Assigned task: Leaving out the images, repeat all the lines below exactly.

App and web page records:
━━━━━━━━━━━━━━━━

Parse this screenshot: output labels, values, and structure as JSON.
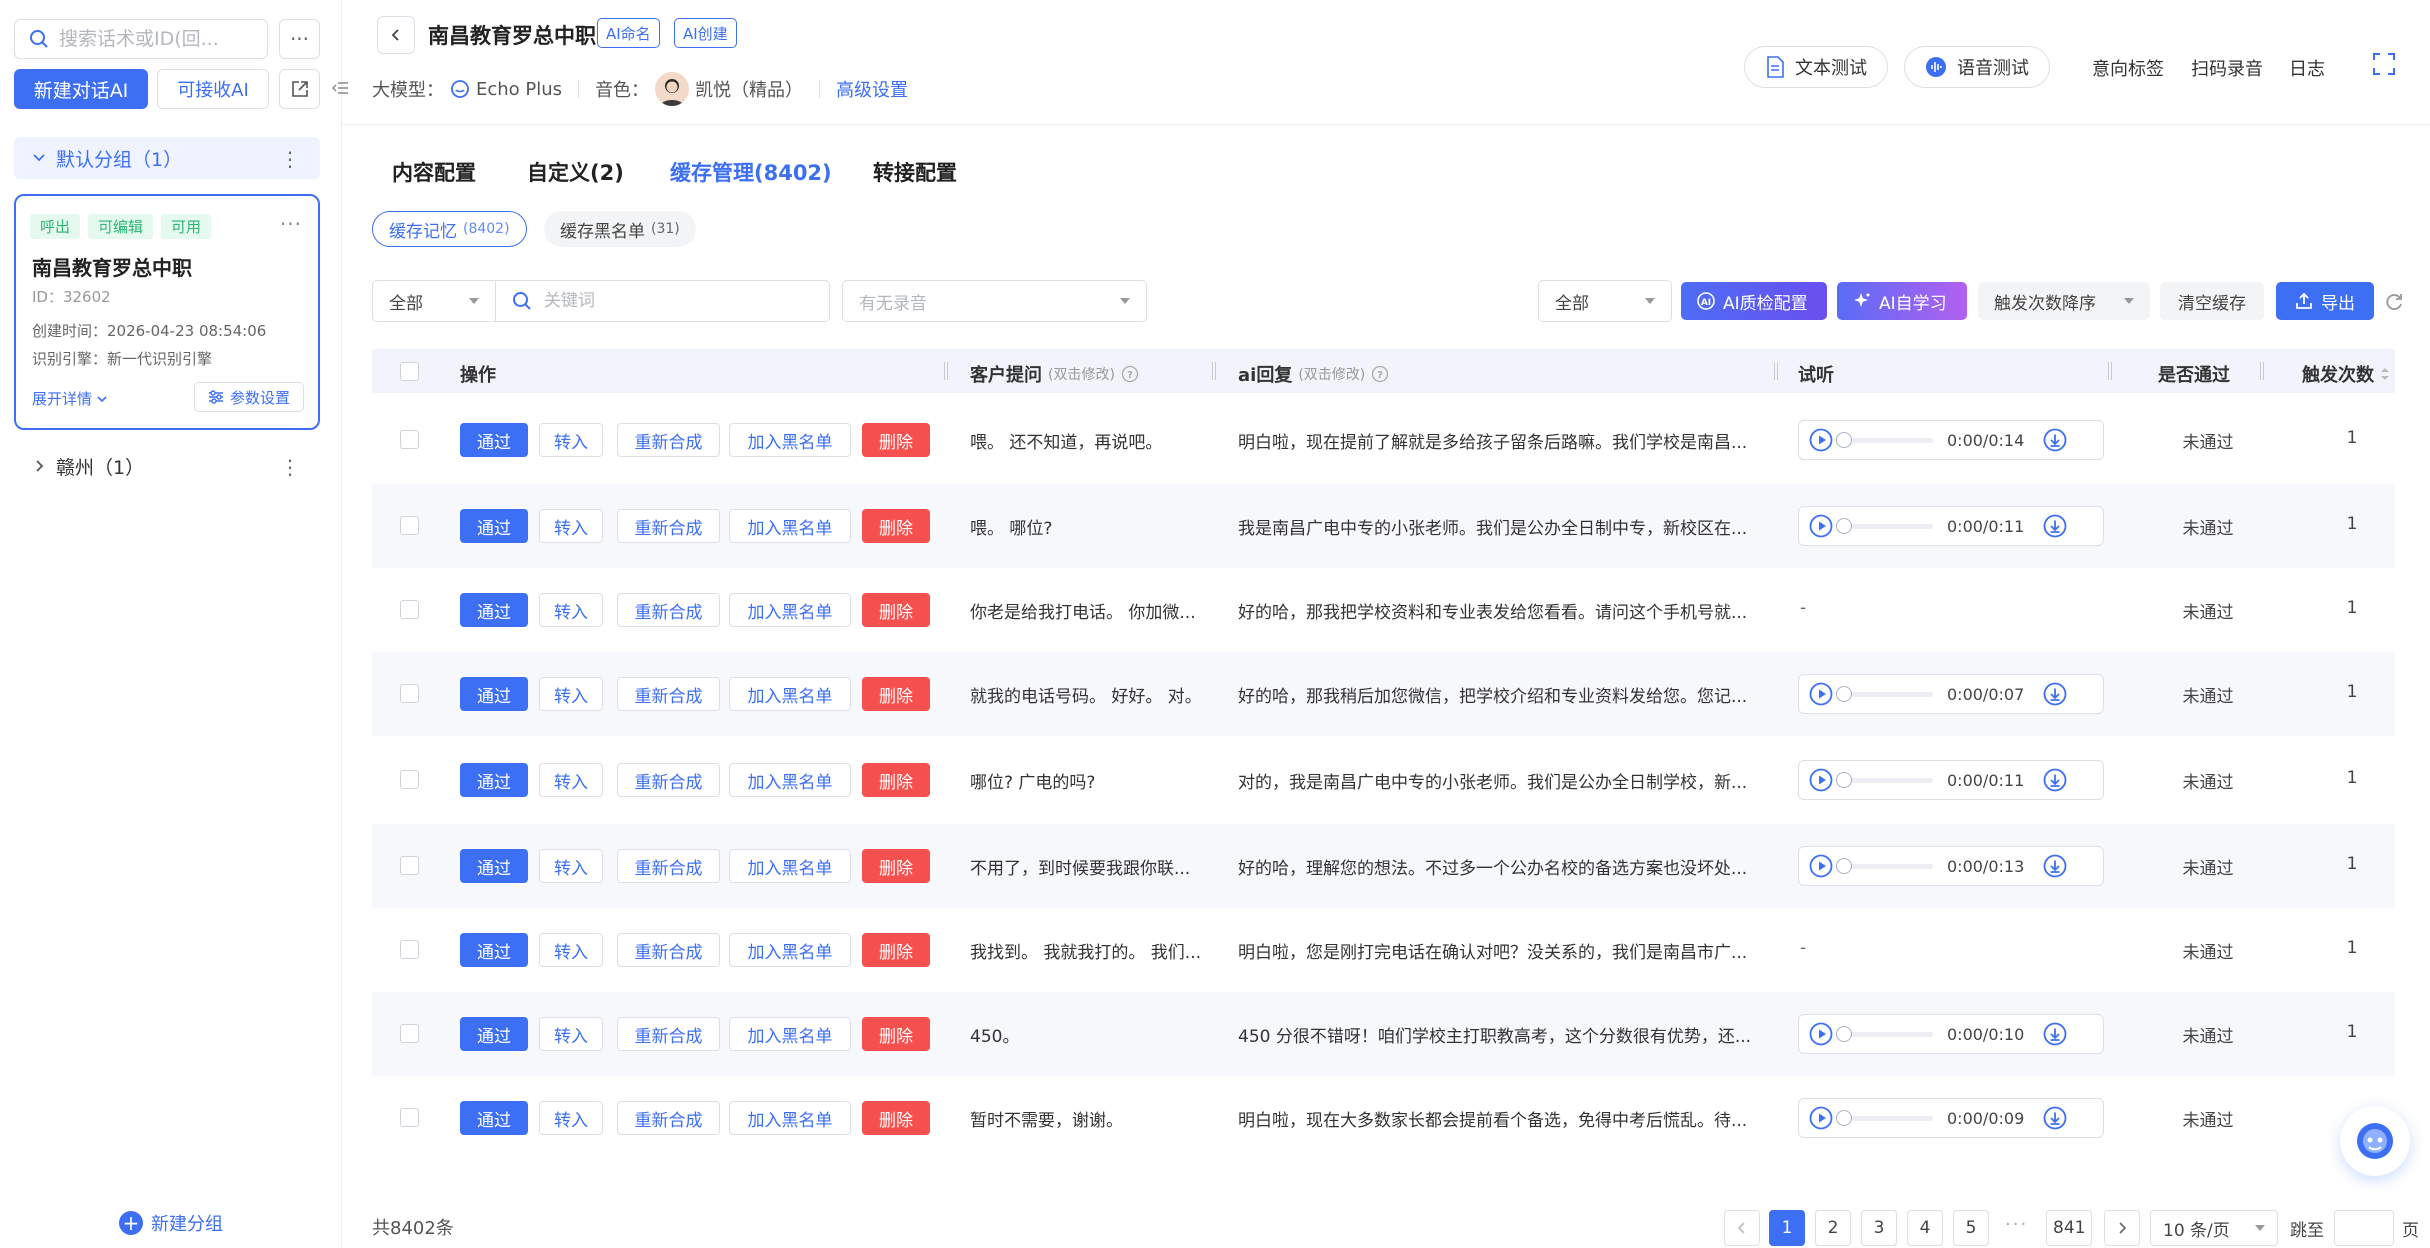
{
  "sidebar": {
    "search_placeholder": "搜索话术或ID(回...",
    "more": "···",
    "new_ai": "新建对话AI",
    "recv_ai": "可接收AI",
    "groups": {
      "default": {
        "label": "默认分组（1）"
      },
      "ganzhou": {
        "label": "赣州（1）"
      }
    },
    "card": {
      "tags": [
        "呼出",
        "可编辑",
        "可用"
      ],
      "title": "南昌教育罗总中职",
      "id": "ID：32602",
      "created": "创建时间：2026-04-23 08:54:06",
      "engine": "识别引擎：新一代识别引擎",
      "expand": "展开详情",
      "param": "参数设置"
    },
    "new_group": "新建分组"
  },
  "header": {
    "title": "南昌教育罗总中职",
    "tag_naming": "AI命名",
    "tag_created": "AI创建",
    "model_label": "大模型：",
    "model_value": "Echo Plus",
    "voice_label": "音色：",
    "voice_value": "凯悦（精品）",
    "advanced": "高级设置",
    "text_test": "文本测试",
    "voice_test": "语音测试",
    "intent": "意向标签",
    "scan": "扫码录音",
    "log": "日志"
  },
  "tabs": [
    "内容配置",
    "自定义(2)",
    "缓存管理(8402)",
    "转接配置"
  ],
  "subtabs": [
    {
      "label": "缓存记忆",
      "count": "(8402)"
    },
    {
      "label": "缓存黑名单",
      "count": "(31)"
    }
  ],
  "filters": {
    "scope": "全部",
    "keyword_placeholder": "关键词",
    "recording_placeholder": "有无录音",
    "status": "全部",
    "ai_qc": "AI质检配置",
    "ai_learn": "AI自学习",
    "sort": "触发次数降序",
    "clear": "清空缓存",
    "export": "导出"
  },
  "table": {
    "headers": {
      "op": "操作",
      "q": "客户提问",
      "q_hint": "(双击修改)",
      "a": "ai回复",
      "a_hint": "(双击修改)",
      "listen": "试听",
      "pass": "是否通过",
      "count": "触发次数"
    },
    "actions": {
      "pass": "通过",
      "to": "转入",
      "re": "重新合成",
      "bl": "加入黑名单",
      "del": "删除"
    },
    "rows": [
      {
        "q": "喂。 还不知道，再说吧。",
        "a": "明白啦，现在提前了解就是多给孩子留条后路嘛。我们学校是南昌...",
        "audio": "0:00/0:14",
        "pass": "未通过",
        "count": "1"
      },
      {
        "q": "喂。 哪位?",
        "a": "我是南昌广电中专的小张老师。我们是公办全日制中专，新校区在...",
        "audio": "0:00/0:11",
        "pass": "未通过",
        "count": "1"
      },
      {
        "q": "你老是给我打电话。 你加微...",
        "a": "好的哈，那我把学校资料和专业表发给您看看。请问这个手机号就...",
        "audio": "-",
        "pass": "未通过",
        "count": "1"
      },
      {
        "q": "就我的电话号码。 好好。 对。",
        "a": "好的哈，那我稍后加您微信，把学校介绍和专业资料发给您。您记...",
        "audio": "0:00/0:07",
        "pass": "未通过",
        "count": "1"
      },
      {
        "q": "哪位? 广电的吗?",
        "a": "对的，我是南昌广电中专的小张老师。我们是公办全日制学校，新...",
        "audio": "0:00/0:11",
        "pass": "未通过",
        "count": "1"
      },
      {
        "q": "不用了，到时候要我跟你联...",
        "a": "好的哈，理解您的想法。不过多一个公办名校的备选方案也没坏处...",
        "audio": "0:00/0:13",
        "pass": "未通过",
        "count": "1"
      },
      {
        "q": "我找到。 我就我打的。 我们...",
        "a": "明白啦，您是刚打完电话在确认对吧？没关系的，我们是南昌市广...",
        "audio": "-",
        "pass": "未通过",
        "count": "1"
      },
      {
        "q": "450。",
        "a": "450 分很不错呀！咱们学校主打职教高考，这个分数很有优势，还...",
        "audio": "0:00/0:10",
        "pass": "未通过",
        "count": "1"
      },
      {
        "q": "暂时不需要，谢谢。",
        "a": "明白啦，现在大多数家长都会提前看个备选，免得中考后慌乱。待...",
        "audio": "0:00/0:09",
        "pass": "未通过",
        "count": ""
      }
    ]
  },
  "pagination": {
    "total": "共8402条",
    "pages": [
      "1",
      "2",
      "3",
      "4",
      "5"
    ],
    "ellipsis": "···",
    "last": "841",
    "size": "10 条/页",
    "jump": "跳至",
    "page": "页"
  },
  "colors": {
    "primary": "#3d6ff5",
    "danger": "#f5504e",
    "success": "#2bb673"
  }
}
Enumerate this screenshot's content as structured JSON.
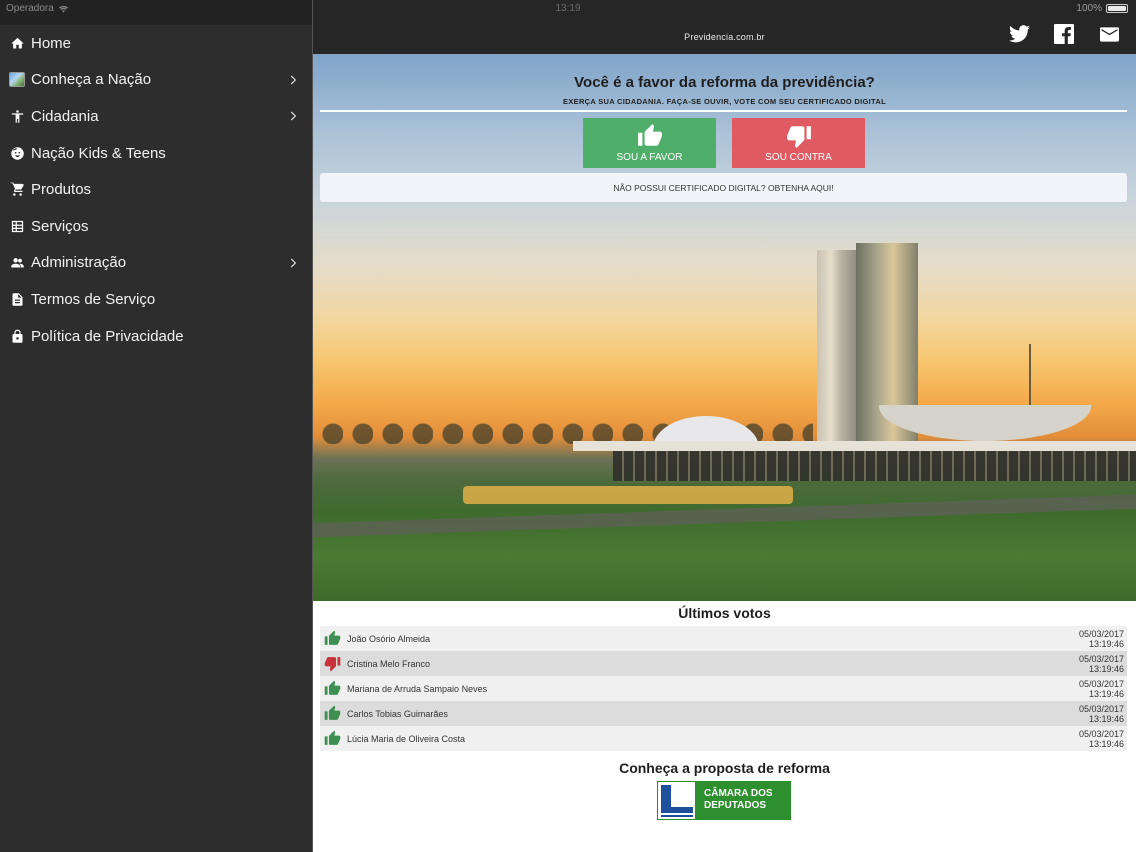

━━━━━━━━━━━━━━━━

Answer space:
Parse this screenshot: output labels, values, and structure as JSON.
{
  "sidebar": {
    "search_placeholder": "搜索话术或ID(回...",
    "more": "···",
    "new_ai": "新建对话AI",
    "recv_ai": "可接收AI",
    "groups": {
      "default": {
        "label": "默认分组（1）"
      },
      "ganzhou": {
        "label": "赣州（1）"
      }
    },
    "card": {
      "tags": [
        "呼出",
        "可编辑",
        "可用"
      ],
      "title": "南昌教育罗总中职",
      "id": "ID：32602",
      "created": "创建时间：2026-04-23 08:54:06",
      "engine": "识别引擎：新一代识别引擎",
      "expand": "展开详情",
      "param": "参数设置"
    },
    "new_group": "新建分组"
  },
  "header": {
    "title": "南昌教育罗总中职",
    "tag_naming": "AI命名",
    "tag_created": "AI创建",
    "model_label": "大模型：",
    "model_value": "Echo Plus",
    "voice_label": "音色：",
    "voice_value": "凯悦（精品）",
    "advanced": "高级设置",
    "text_test": "文本测试",
    "voice_test": "语音测试",
    "intent": "意向标签",
    "scan": "扫码录音",
    "log": "日志"
  },
  "tabs": [
    "内容配置",
    "自定义(2)",
    "缓存管理(8402)",
    "转接配置"
  ],
  "subtabs": [
    {
      "label": "缓存记忆",
      "count": "(8402)"
    },
    {
      "label": "缓存黑名单",
      "count": "(31)"
    }
  ],
  "filters": {
    "scope": "全部",
    "keyword_placeholder": "关键词",
    "recording_placeholder": "有无录音",
    "status": "全部",
    "ai_qc": "AI质检配置",
    "ai_learn": "AI自学习",
    "sort": "触发次数降序",
    "clear": "清空缓存",
    "export": "导出"
  },
  "table": {
    "headers": {
      "op": "操作",
      "q": "客户提问",
      "q_hint": "(双击修改)",
      "a": "ai回复",
      "a_hint": "(双击修改)",
      "listen": "试听",
      "pass": "是否通过",
      "count": "触发次数"
    },
    "actions": {
      "pass": "通过",
      "to": "转入",
      "re": "重新合成",
      "bl": "加入黑名单",
      "del": "删除"
    },
    "rows": [
      {
        "q": "喂。 还不知道，再说吧。",
        "a": "明白啦，现在提前了解就是多给孩子留条后路嘛。我们学校是南昌...",
        "audio": "0:00/0:14",
        "pass": "未通过",
        "count": "1"
      },
      {
        "q": "喂。 哪位?",
        "a": "我是南昌广电中专的小张老师。我们是公办全日制中专，新校区在...",
        "audio": "0:00/0:11",
        "pass": "未通过",
        "count": "1"
      },
      {
        "q": "你老是给我打电话。 你加微...",
        "a": "好的哈，那我把学校资料和专业表发给您看看。请问这个手机号就...",
        "audio": "-",
        "pass": "未通过",
        "count": "1"
      },
      {
        "q": "就我的电话号码。 好好。 对。",
        "a": "好的哈，那我稍后加您微信，把学校介绍和专业资料发给您。您记...",
        "audio": "0:00/0:07",
        "pass": "未通过",
        "count": "1"
      },
      {
        "q": "哪位? 广电的吗?",
        "a": "对的，我是南昌广电中专的小张老师。我们是公办全日制学校，新...",
        "audio": "0:00/0:11",
        "pass": "未通过",
        "count": "1"
      },
      {
        "q": "不用了，到时候要我跟你联...",
        "a": "好的哈，理解您的想法。不过多一个公办名校的备选方案也没坏处...",
        "audio": "0:00/0:13",
        "pass": "未通过",
        "count": "1"
      },
      {
        "q": "我找到。 我就我打的。 我们...",
        "a": "明白啦，您是刚打完电话在确认对吧？没关系的，我们是南昌市广...",
        "audio": "-",
        "pass": "未通过",
        "count": "1"
      },
      {
        "q": "450。",
        "a": "450 分很不错呀！咱们学校主打职教高考，这个分数很有优势，还...",
        "audio": "0:00/0:10",
        "pass": "未通过",
        "count": "1"
      },
      {
        "q": "暂时不需要，谢谢。",
        "a": "明白啦，现在大多数家长都会提前看个备选，免得中考后慌乱。待...",
        "audio": "0:00/0:09",
        "pass": "未通过",
        "count": ""
      }
    ]
  },
  "pagination": {
    "total": "共8402条",
    "pages": [
      "1",
      "2",
      "3",
      "4",
      "5"
    ],
    "ellipsis": "···",
    "last": "841",
    "size": "10 条/页",
    "jump": "跳至",
    "page": "页"
  },
  "colors": {
    "primary": "#3d6ff5",
    "danger": "#f5504e",
    "success": "#2bb673"
  }
}
Enumerate this screenshot's content as structured JSON.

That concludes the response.